1 cup water

1/3 cup lemon juice

1/2 teaspoon ground oregano

1 (6 1/2-ounce) can crab meat

1 (5-ounce) can lobster

1 (4 1/2-ounce) can shrimp

Cook onion, green pepper and garlic in butter in saucepan until tender. Add tomato juice, water, lemon juice and oregano. Simmer 15 minutes. Drain crab meat, lobster and shrimp. Break into chunks. Add tomato juice mixture. Heat thoroughly. Makes 6 to 8 servings.


1 cup butter

2 cups sugar

8 to 12 small Red Delicious apples

1 sheet frozen puff pastry patty shell

Vanilla ice cream

Place butter and sugar in heavy-gauge pan 2 1/2 inches deep and 8 inches in diameter. Peel and core apples. Arrange apples snugly upright around edge of pan and in center over sugar mixture. Add more apples, if necessary, to keep pan snuggly fitted with apples.

Place over low to medium heat and simmer 1 to 1 1/2 hours or until sugar-butter syrup is golden caramel color. As apples cook, fit any bits and pieces of apple in gaps where apples have shrunk.

Roll patty shell out on floured board to 9-inch circle. It should be very thin. Pierce with tines of fork and place over apples. Bake at 375 degrees 20 minutes or until crust is golden. Invert on platter, being careful sides do not fall away. With spatula or broad knife, smooth surface of apples and serve warm topped with small scoops of vanilla ice cream. Makes about 8 servings.

Note: In place of puff pastry use 6 sheets filo dough. Stack, cut into 9-inch circle and brush each sheet with butter. Stack again and place over tart to bake as directed.



1 head mache

1 bunch arugula

1/2 bunch watercress

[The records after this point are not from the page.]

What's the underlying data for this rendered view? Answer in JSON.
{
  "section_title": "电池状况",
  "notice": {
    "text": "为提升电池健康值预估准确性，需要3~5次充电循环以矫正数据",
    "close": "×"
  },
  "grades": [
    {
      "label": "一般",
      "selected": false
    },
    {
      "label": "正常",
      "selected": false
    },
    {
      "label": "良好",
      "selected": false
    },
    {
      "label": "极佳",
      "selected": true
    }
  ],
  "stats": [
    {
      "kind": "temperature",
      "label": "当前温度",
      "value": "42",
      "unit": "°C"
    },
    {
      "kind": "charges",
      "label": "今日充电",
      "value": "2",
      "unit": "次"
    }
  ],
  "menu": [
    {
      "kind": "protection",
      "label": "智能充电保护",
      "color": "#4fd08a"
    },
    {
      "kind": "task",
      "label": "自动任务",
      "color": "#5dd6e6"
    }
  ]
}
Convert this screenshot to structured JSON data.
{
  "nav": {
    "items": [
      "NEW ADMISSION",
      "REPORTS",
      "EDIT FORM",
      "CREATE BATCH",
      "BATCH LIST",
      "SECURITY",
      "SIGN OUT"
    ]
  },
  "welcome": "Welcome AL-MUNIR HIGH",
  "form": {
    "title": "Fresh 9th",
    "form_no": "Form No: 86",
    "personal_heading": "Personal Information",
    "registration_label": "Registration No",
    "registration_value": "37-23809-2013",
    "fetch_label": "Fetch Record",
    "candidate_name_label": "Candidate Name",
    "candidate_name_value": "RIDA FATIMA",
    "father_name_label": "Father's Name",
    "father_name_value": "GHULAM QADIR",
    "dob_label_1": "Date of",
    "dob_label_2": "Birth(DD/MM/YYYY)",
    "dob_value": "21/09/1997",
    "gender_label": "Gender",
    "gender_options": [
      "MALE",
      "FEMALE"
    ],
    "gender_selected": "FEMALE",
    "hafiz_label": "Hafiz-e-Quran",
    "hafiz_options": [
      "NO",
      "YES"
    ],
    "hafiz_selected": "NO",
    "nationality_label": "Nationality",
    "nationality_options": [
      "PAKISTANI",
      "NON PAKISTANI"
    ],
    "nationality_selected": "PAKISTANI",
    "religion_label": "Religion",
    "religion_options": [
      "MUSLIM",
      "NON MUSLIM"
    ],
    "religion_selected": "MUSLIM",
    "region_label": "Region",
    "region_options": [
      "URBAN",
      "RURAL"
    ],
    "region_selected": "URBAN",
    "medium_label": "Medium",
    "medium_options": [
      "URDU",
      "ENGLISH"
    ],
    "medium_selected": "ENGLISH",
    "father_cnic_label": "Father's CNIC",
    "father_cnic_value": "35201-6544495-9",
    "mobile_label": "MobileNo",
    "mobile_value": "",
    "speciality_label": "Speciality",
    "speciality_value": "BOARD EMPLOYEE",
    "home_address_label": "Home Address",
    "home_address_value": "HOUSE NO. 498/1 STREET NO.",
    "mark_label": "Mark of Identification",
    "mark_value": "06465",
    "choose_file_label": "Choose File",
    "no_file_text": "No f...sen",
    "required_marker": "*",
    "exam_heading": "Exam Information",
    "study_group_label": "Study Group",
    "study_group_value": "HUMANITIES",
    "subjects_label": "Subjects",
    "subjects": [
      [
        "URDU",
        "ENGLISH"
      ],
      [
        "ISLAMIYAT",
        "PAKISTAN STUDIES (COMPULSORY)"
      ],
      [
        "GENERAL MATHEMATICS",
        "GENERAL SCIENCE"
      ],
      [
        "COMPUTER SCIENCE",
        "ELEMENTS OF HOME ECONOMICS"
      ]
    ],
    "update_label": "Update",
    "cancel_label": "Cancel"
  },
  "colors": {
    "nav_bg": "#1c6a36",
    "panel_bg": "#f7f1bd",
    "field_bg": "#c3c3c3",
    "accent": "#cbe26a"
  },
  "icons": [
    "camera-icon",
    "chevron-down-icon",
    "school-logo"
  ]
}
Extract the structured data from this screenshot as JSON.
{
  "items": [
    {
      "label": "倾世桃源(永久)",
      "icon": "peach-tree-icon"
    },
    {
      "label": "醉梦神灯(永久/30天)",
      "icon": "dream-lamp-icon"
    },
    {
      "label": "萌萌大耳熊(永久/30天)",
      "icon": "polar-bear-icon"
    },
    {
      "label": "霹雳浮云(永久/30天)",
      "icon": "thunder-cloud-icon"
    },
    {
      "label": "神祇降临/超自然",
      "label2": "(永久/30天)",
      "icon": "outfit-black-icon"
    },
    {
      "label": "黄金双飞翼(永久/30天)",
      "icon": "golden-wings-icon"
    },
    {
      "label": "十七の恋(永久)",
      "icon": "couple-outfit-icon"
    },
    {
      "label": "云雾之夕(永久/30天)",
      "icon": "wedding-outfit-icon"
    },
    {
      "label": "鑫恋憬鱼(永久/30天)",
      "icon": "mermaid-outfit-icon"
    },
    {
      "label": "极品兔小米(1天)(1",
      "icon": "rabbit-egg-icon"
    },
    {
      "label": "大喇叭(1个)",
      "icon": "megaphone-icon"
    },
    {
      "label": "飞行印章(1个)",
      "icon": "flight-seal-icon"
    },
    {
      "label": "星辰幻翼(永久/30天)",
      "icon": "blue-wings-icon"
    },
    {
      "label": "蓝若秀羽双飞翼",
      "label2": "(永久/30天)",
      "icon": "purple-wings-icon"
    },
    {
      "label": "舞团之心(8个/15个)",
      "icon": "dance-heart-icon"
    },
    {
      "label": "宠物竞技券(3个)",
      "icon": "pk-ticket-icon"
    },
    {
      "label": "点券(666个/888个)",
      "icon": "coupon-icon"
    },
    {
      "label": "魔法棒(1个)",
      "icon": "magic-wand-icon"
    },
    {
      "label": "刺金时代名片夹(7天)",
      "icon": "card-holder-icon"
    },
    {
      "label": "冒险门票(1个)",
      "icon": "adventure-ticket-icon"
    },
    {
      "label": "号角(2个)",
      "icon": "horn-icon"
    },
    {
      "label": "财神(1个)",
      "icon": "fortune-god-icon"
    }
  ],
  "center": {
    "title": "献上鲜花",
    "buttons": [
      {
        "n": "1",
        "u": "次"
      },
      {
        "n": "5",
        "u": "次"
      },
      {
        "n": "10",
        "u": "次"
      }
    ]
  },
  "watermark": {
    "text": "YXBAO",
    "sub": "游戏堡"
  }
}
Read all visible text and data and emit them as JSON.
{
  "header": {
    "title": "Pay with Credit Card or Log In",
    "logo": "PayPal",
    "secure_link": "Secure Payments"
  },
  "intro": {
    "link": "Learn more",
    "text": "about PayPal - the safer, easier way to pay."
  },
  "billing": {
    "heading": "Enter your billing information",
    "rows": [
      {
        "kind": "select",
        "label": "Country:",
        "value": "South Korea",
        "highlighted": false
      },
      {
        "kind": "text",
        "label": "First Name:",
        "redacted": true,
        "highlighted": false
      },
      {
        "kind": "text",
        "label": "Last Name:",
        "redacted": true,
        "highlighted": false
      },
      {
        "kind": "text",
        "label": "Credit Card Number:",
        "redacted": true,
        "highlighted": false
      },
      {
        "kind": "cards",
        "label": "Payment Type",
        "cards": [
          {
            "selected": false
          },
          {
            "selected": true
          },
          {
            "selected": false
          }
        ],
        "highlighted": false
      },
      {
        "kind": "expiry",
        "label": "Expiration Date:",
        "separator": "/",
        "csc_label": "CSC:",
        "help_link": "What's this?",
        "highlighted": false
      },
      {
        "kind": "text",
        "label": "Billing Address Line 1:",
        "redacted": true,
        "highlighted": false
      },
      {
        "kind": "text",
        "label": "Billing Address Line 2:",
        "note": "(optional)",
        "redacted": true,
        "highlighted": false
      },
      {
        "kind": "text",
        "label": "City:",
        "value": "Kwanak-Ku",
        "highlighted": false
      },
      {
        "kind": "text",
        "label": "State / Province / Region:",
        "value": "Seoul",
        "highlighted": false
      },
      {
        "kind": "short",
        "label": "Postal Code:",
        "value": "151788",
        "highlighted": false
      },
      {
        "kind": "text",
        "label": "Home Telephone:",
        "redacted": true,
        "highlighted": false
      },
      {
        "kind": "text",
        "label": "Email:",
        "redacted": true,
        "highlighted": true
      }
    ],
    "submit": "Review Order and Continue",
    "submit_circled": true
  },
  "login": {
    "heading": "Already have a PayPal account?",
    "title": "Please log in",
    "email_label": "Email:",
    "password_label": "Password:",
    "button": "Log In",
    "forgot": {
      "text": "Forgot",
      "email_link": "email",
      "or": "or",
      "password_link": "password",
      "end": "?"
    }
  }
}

Walnut Oil Dressing

Cheese Nuggets

Freshly cracked white pepper

Tear mache, arugula and watercress into bowl. Add Walnut Oil Dressing and toss lightly. Arrange on serving plates. Top with Cheese Nuggets. Sprinkle with pepper. Makes 4 to 6 servings.

Walnut Oil Dressing

1/4 cup walnut oil

1/4 cup Sherry vinegar

2 teaspoons sugar


Combine oil, vinegar, sugar and salt. Shake well.

Cheese Nuggets

2 tablespoons softened butter

1/2 cup chevre (fresh goat cheese)

White pepper

Work butter with cheese. Season to taste with pepper. Chill slightly. Form into 1/2-inch nuggets or balls. Makes 12 to 18 cheese balls.